Dataset »
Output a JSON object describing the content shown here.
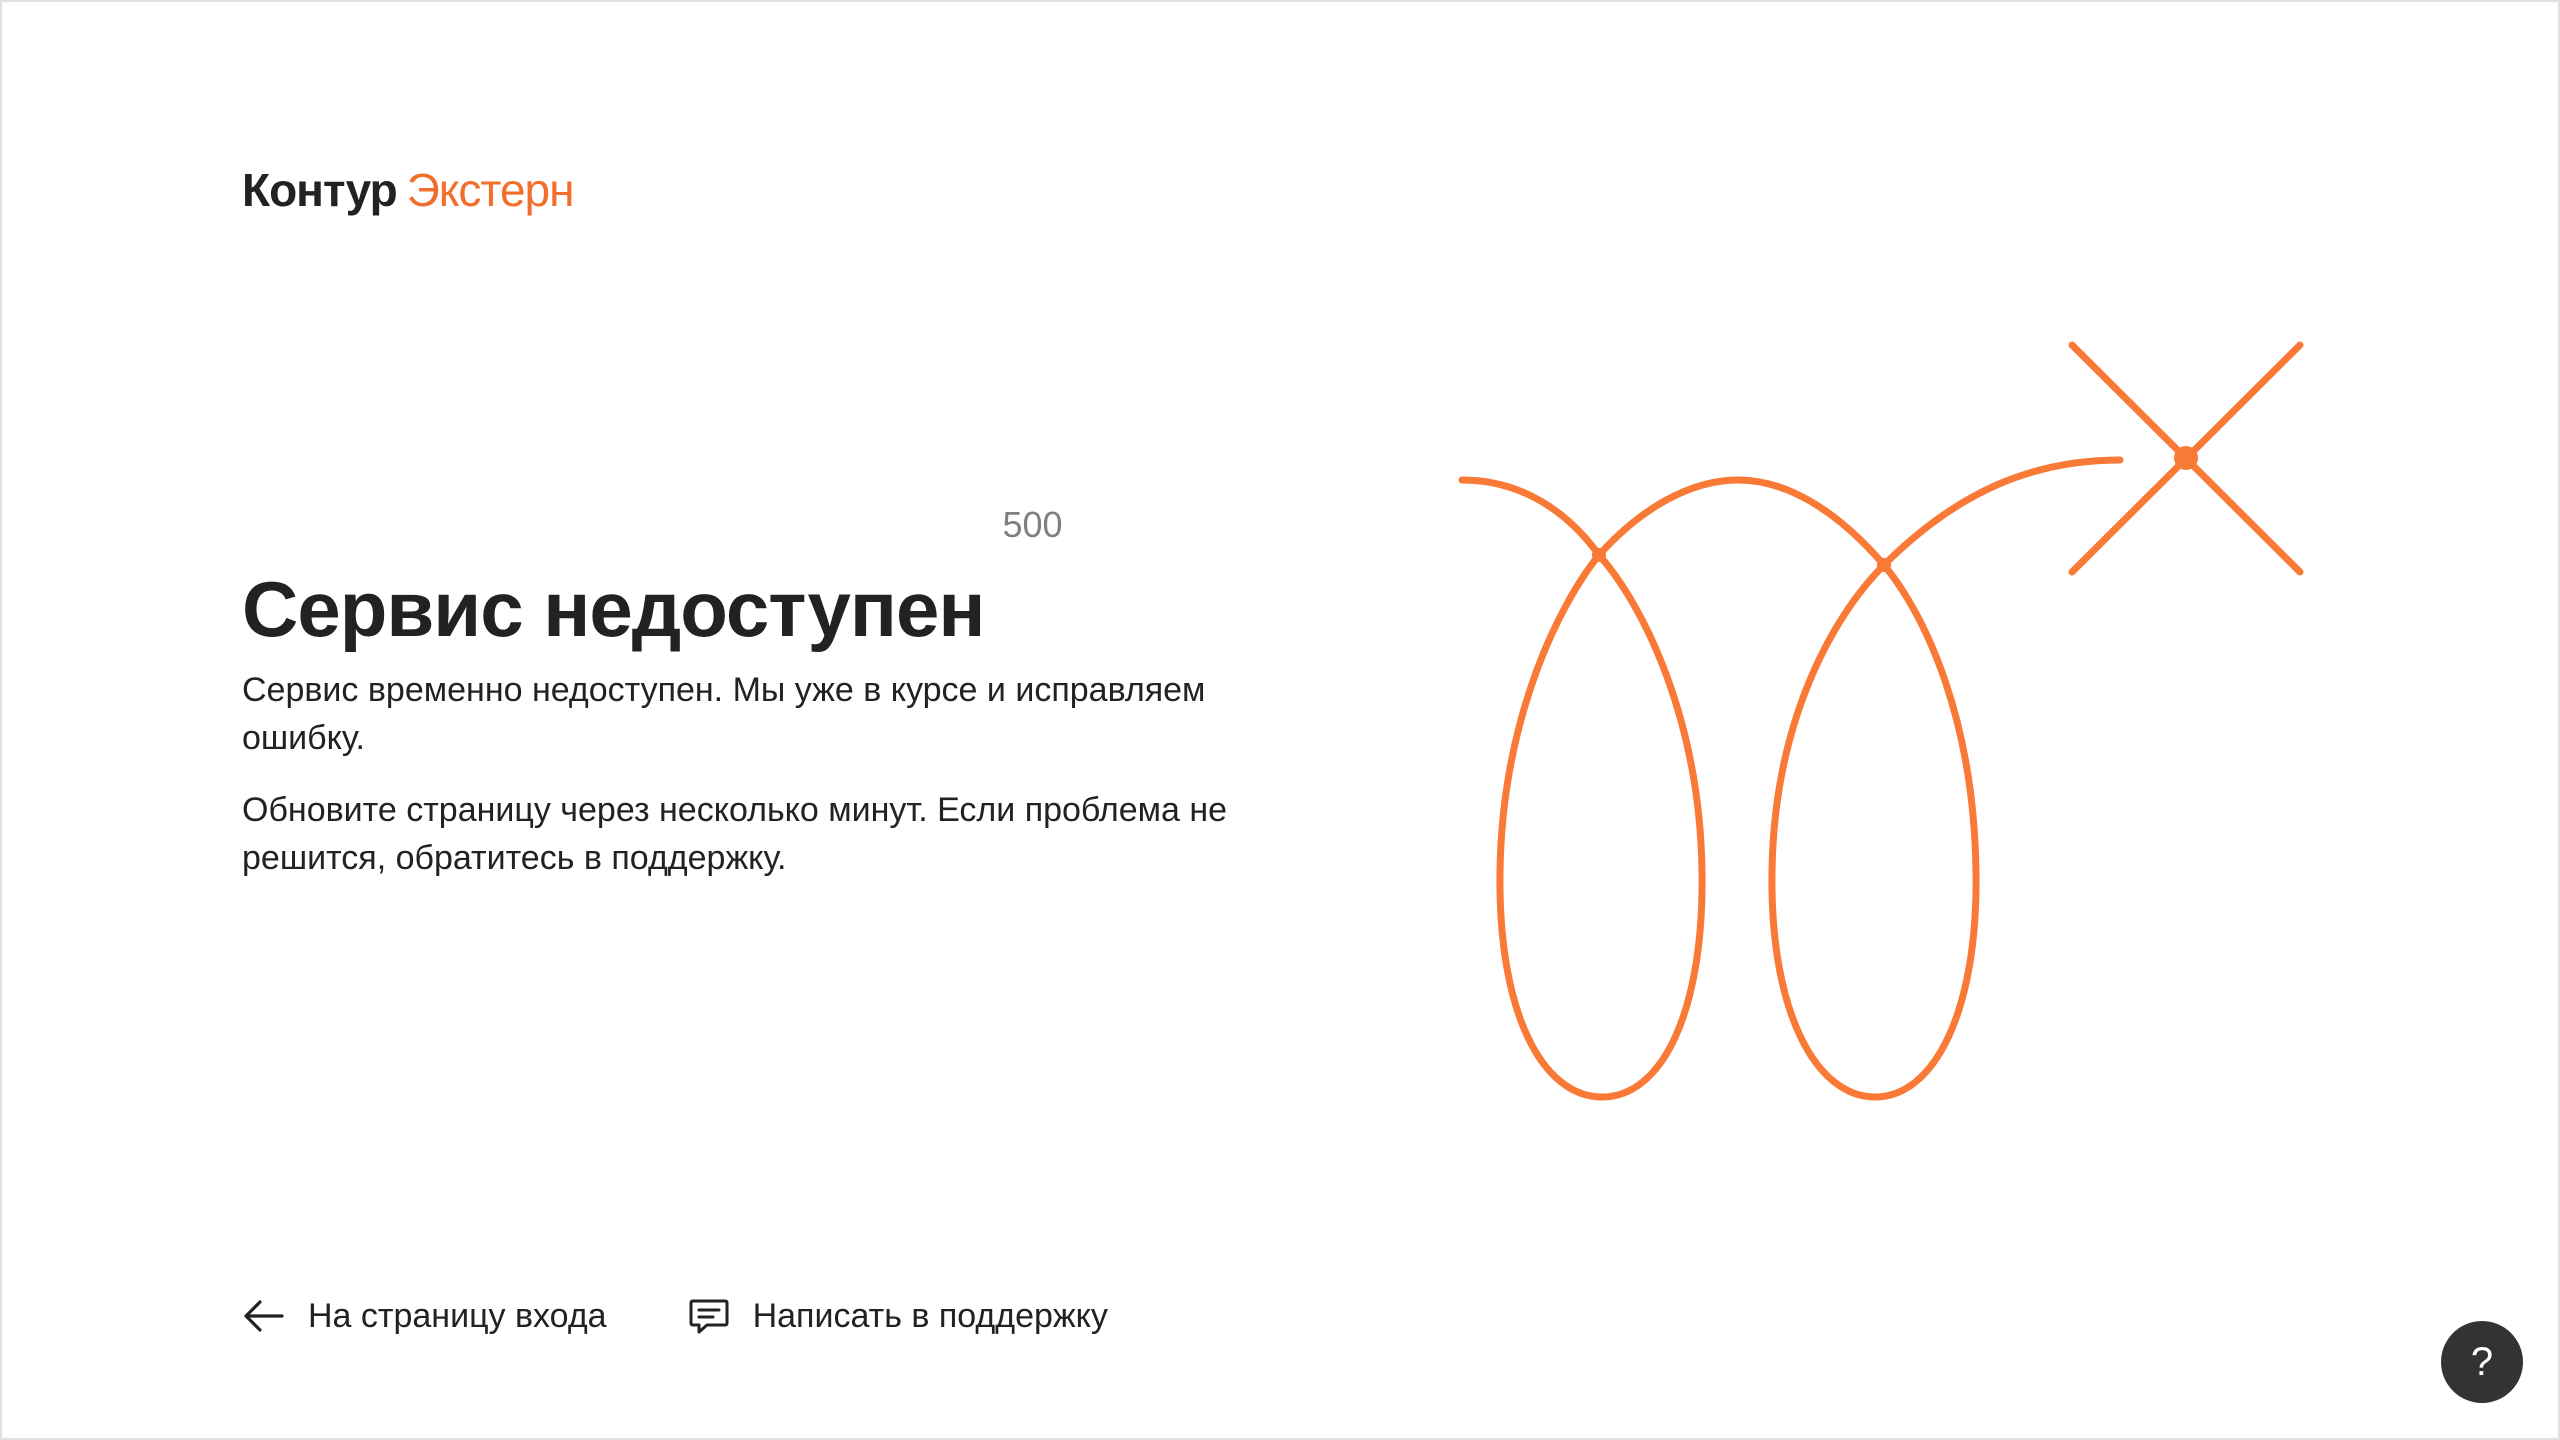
{
  "brand": {
    "name": "Контур",
    "product": "Экстерн",
    "accent_color": "#f26e2c"
  },
  "error": {
    "title": "Сервис недоступен",
    "code": "500",
    "paragraphs": [
      "Сервис временно недоступен. Мы уже в курсе и исправляем ошибку.",
      "Обновите страницу через несколько минут. Если проблема не решится, обратитесь в поддержку."
    ]
  },
  "actions": {
    "login": {
      "label": "На страницу входа",
      "icon": "arrow-left-icon"
    },
    "support": {
      "label": "Написать в поддержку",
      "icon": "chat-bubble-icon"
    }
  },
  "illustration": {
    "name": "looped-line-with-cross",
    "color": "#f26e2c"
  },
  "help_button": {
    "label": "?",
    "icon": "help-icon"
  }
}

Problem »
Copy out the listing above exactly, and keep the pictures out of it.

Response area »
Output a JSON object describing the content shown here.
{
  "brand": {
    "name": "Контур",
    "product": "Экстерн",
    "accent_color": "#f26e2c"
  },
  "error": {
    "title": "Сервис недоступен",
    "code": "500",
    "paragraphs": [
      "Сервис временно недоступен. Мы уже в курсе и исправляем ошибку.",
      "Обновите страницу через несколько минут. Если проблема не решится, обратитесь в поддержку."
    ]
  },
  "actions": {
    "login": {
      "label": "На страницу входа",
      "icon": "arrow-left-icon"
    },
    "support": {
      "label": "Написать в поддержку",
      "icon": "chat-bubble-icon"
    }
  },
  "illustration": {
    "name": "looped-line-with-cross",
    "color": "#f26e2c"
  },
  "help_button": {
    "label": "?",
    "icon": "help-icon"
  }
}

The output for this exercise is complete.